◆ What is required:
A faithful copy of the data is what is wanted, minus any pictures.

Data records for software interfaces:
>>>
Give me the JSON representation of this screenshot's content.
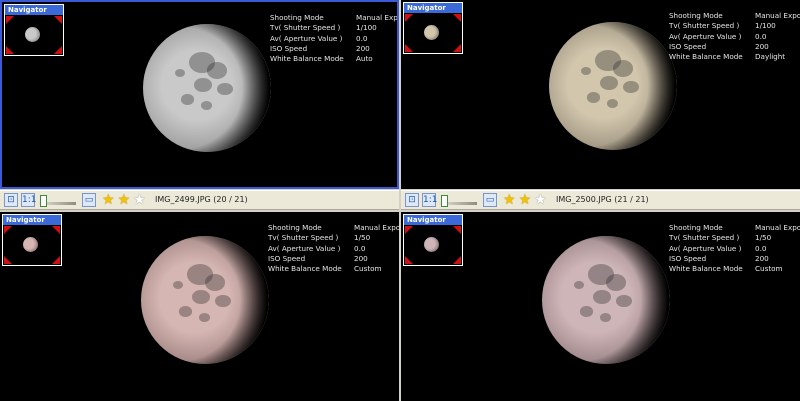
{
  "navigator_title": "Navigator",
  "info_labels": {
    "mode": "Shooting Mode",
    "tv": "Tv( Shutter Speed )",
    "av": "Av( Aperture Value )",
    "iso": "ISO Speed",
    "wb": "White Balance Mode"
  },
  "panes": [
    {
      "mode": "Manual Exposure",
      "tv": "1/100",
      "av": "0.0",
      "iso": "200",
      "wb": "Auto",
      "moon_color": "#c9c9c9",
      "moon_edge": "#8f8f8f",
      "active": true
    },
    {
      "mode": "Manual Exposure",
      "tv": "1/100",
      "av": "0.0",
      "iso": "200",
      "wb": "Daylight",
      "moon_color": "#d2c6ad",
      "moon_edge": "#8f8572",
      "active": false
    },
    {
      "mode": "Manual Exposure",
      "tv": "1/50",
      "av": "0.0",
      "iso": "200",
      "wb": "Custom",
      "moon_color": "#d6b6b3",
      "moon_edge": "#927775",
      "active": false
    },
    {
      "mode": "Manual Exposure",
      "tv": "1/50",
      "av": "0.0",
      "iso": "200",
      "wb": "Custom",
      "moon_color": "#ceb5b8",
      "moon_edge": "#8c7679",
      "active": false
    }
  ],
  "toolbars": [
    {
      "filename": "IMG_2499.JPG (20 / 21)",
      "rating": 2,
      "max_rating": 3
    },
    {
      "filename": "IMG_2500.JPG (21 / 21)",
      "rating": 2,
      "max_rating": 3
    }
  ],
  "icons": [
    "fit-to-window-icon",
    "actual-size-icon",
    "zoom-slider",
    "thumbnail-view-icon",
    "star-icon"
  ]
}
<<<
◆ Written reply:
Give me the JSON representation of this screenshot's content.
{
  "navigator_title": "Navigator",
  "info_labels": {
    "mode": "Shooting Mode",
    "tv": "Tv( Shutter Speed )",
    "av": "Av( Aperture Value )",
    "iso": "ISO Speed",
    "wb": "White Balance Mode"
  },
  "panes": [
    {
      "mode": "Manual Exposure",
      "tv": "1/100",
      "av": "0.0",
      "iso": "200",
      "wb": "Auto",
      "moon_color": "#c9c9c9",
      "moon_edge": "#8f8f8f",
      "active": true
    },
    {
      "mode": "Manual Exposure",
      "tv": "1/100",
      "av": "0.0",
      "iso": "200",
      "wb": "Daylight",
      "moon_color": "#d2c6ad",
      "moon_edge": "#8f8572",
      "active": false
    },
    {
      "mode": "Manual Exposure",
      "tv": "1/50",
      "av": "0.0",
      "iso": "200",
      "wb": "Custom",
      "moon_color": "#d6b6b3",
      "moon_edge": "#927775",
      "active": false
    },
    {
      "mode": "Manual Exposure",
      "tv": "1/50",
      "av": "0.0",
      "iso": "200",
      "wb": "Custom",
      "moon_color": "#ceb5b8",
      "moon_edge": "#8c7679",
      "active": false
    }
  ],
  "toolbars": [
    {
      "filename": "IMG_2499.JPG (20 / 21)",
      "rating": 2,
      "max_rating": 3
    },
    {
      "filename": "IMG_2500.JPG (21 / 21)",
      "rating": 2,
      "max_rating": 3
    }
  ],
  "icons": [
    "fit-to-window-icon",
    "actual-size-icon",
    "zoom-slider",
    "thumbnail-view-icon",
    "star-icon"
  ]
}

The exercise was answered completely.